** Task item **
Which lines of the data contain the string "Selection"? Show each of them.
╭──
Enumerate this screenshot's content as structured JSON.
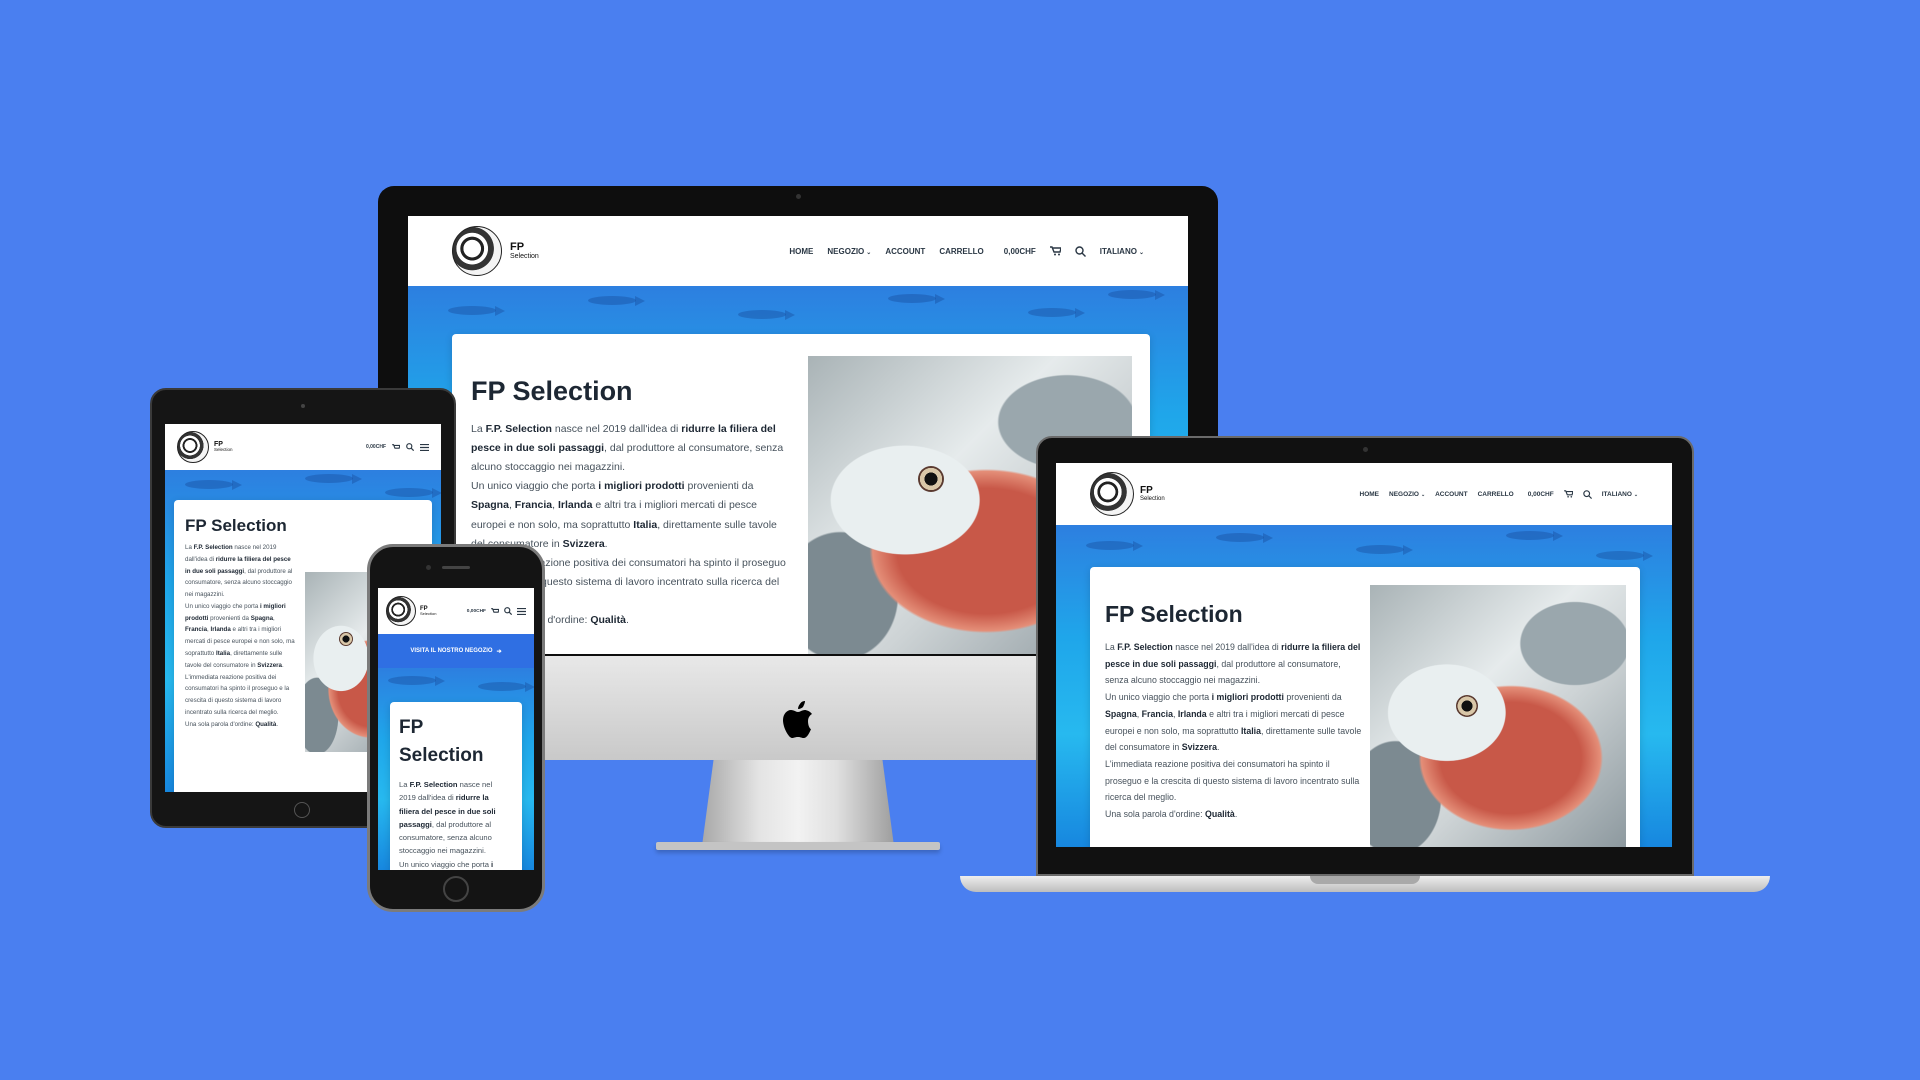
{
  "site": {
    "logo": {
      "title": "FP",
      "subtitle": "Selection"
    },
    "nav": {
      "home": "HOME",
      "shop": "NEGOZIO",
      "account": "ACCOUNT",
      "cart": "CARRELLO",
      "price": "0,00CHF",
      "language": "ITALIANO"
    },
    "mobile_price": "0,00CHF",
    "visit_shop": "VISITA IL NOSTRO NEGOZIO",
    "page_title": "FP Selection",
    "body": {
      "s1_a": "La ",
      "s1_b": "F.P. Selection",
      "s1_c": " nasce nel 2019 dall'idea di ",
      "s1_d": "ridurre la filiera del pesce in due soli passaggi",
      "s1_e": ", dal produttore al consumatore, senza alcuno stoccaggio nei magazzini.",
      "s2_a": "Un unico viaggio che porta ",
      "s2_b": "i migliori prodotti",
      "s2_c": " provenienti da ",
      "s2_d": "Spagna",
      "s2_e": ", ",
      "s2_f": "Francia",
      "s2_g": ", ",
      "s2_h": "Irlanda",
      "s2_i": " e altri tra i migliori mercati di pesce europei e non solo, ma soprattutto ",
      "s2_j": "Italia",
      "s2_k": ", direttamente sulle tavole del consumatore in ",
      "s2_l": "Svizzera",
      "s2_m": ".",
      "s3": "L'immediata reazione positiva dei consumatori ha spinto il proseguo e la crescita di questo sistema di lavoro incentrato sulla ricerca del meglio.",
      "s4_a": "Una sola parola d'ordine: ",
      "s4_b": "Qualità",
      "s4_c": "."
    }
  },
  "colors": {
    "background": "#4a7ff0",
    "visit_bar": "#2f6fe3"
  },
  "icons": [
    "cart-icon",
    "search-icon",
    "menu-icon",
    "apple-logo-icon",
    "arrow-right-icon"
  ]
}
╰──
** Solution to this task **
      "subtitle": "Selection"
    "page_title": "FP Selection",
      "s1_b": "F.P. Selection",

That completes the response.